**Dataset excerpts**
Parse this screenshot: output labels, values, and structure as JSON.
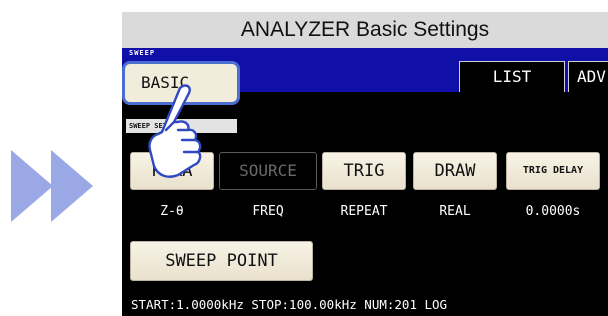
{
  "header": {
    "title": "ANALYZER Basic Settings"
  },
  "mode_label": "SWEEP",
  "tabs": {
    "basic": "BASIC",
    "list": "LIST",
    "adv": "ADV"
  },
  "section_label": "SWEEP SETUP",
  "buttons": {
    "para": "PARA",
    "source": "SOURCE",
    "trig": "TRIG",
    "draw": "DRAW",
    "trig_delay": "TRIG DELAY",
    "sweep_point": "SWEEP POINT"
  },
  "values": {
    "para": "Z-θ",
    "source": "FREQ",
    "trig": "REPEAT",
    "draw": "REAL",
    "trig_delay": "0.0000s"
  },
  "status_line": "START:1.0000kHz STOP:100.00kHz NUM:201 LOG",
  "colors": {
    "tab_bar": "#1010a8",
    "button_face": "#f2ecdd",
    "highlight_border": "#4a6fd0",
    "arrow": "#9aa8e6",
    "screen_bg": "#000000"
  },
  "icons": {
    "arrows": "double-chevron-right-icon",
    "pointer": "pointing-hand-icon"
  }
}
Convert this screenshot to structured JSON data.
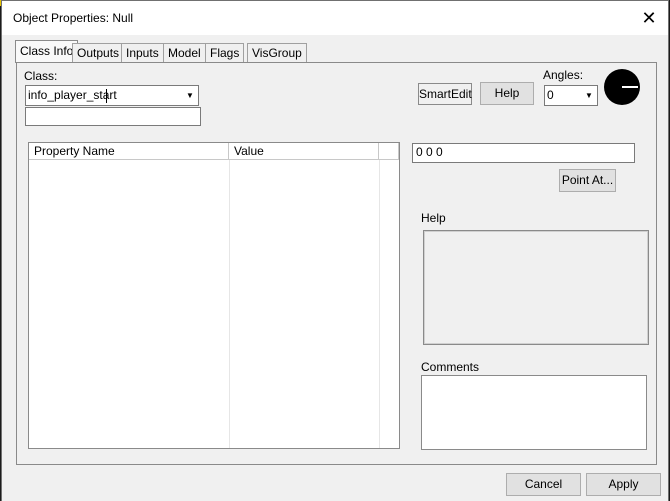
{
  "window": {
    "title": "Object Properties: Null"
  },
  "tabs": [
    "Class Info",
    "Outputs",
    "Inputs",
    "Model",
    "Flags",
    "VisGroup"
  ],
  "class_info": {
    "class_label": "Class:",
    "class_value": "info_player_start",
    "smartedit_label": "SmartEdit",
    "help_button_label": "Help",
    "angles_label": "Angles:",
    "angles_value": "0",
    "grid_headers": [
      "Property Name",
      "Value"
    ],
    "value_field": "0 0 0",
    "point_at_label": "Point At...",
    "help_label": "Help",
    "comments_label": "Comments"
  },
  "footer": {
    "cancel_label": "Cancel",
    "apply_label": "Apply"
  }
}
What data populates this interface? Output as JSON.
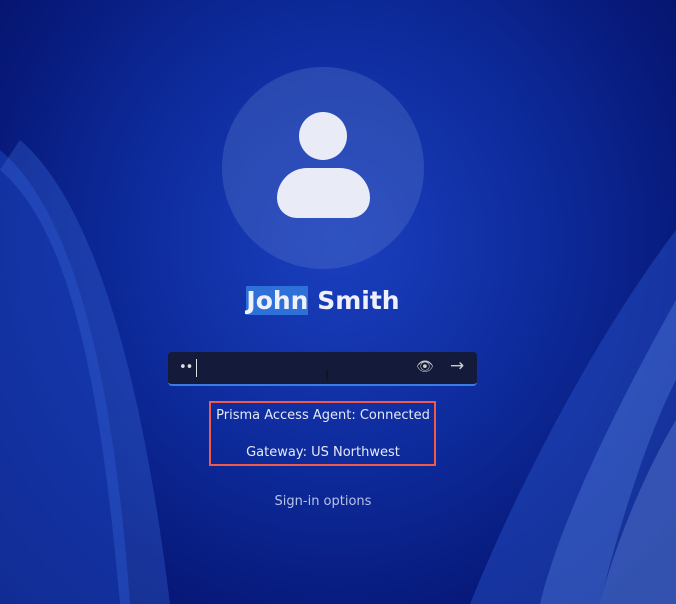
{
  "user": {
    "first_name": "John",
    "last_name": "Smith"
  },
  "password": {
    "masked_value": "••",
    "reveal_icon": "eye-icon",
    "submit_icon": "arrow-right-icon"
  },
  "status": {
    "agent": "Prisma Access Agent: Connected",
    "gateway": "Gateway: US Northwest"
  },
  "sign_in_options": "Sign-in options",
  "icons": {
    "eye": "👁",
    "arrow": "→",
    "ibeam": "I"
  }
}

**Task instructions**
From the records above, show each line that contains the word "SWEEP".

**Completed exercise**
  "mode_label": "SWEEP",
  "section_label": "SWEEP SETUP",
    "sweep_point": "SWEEP POINT"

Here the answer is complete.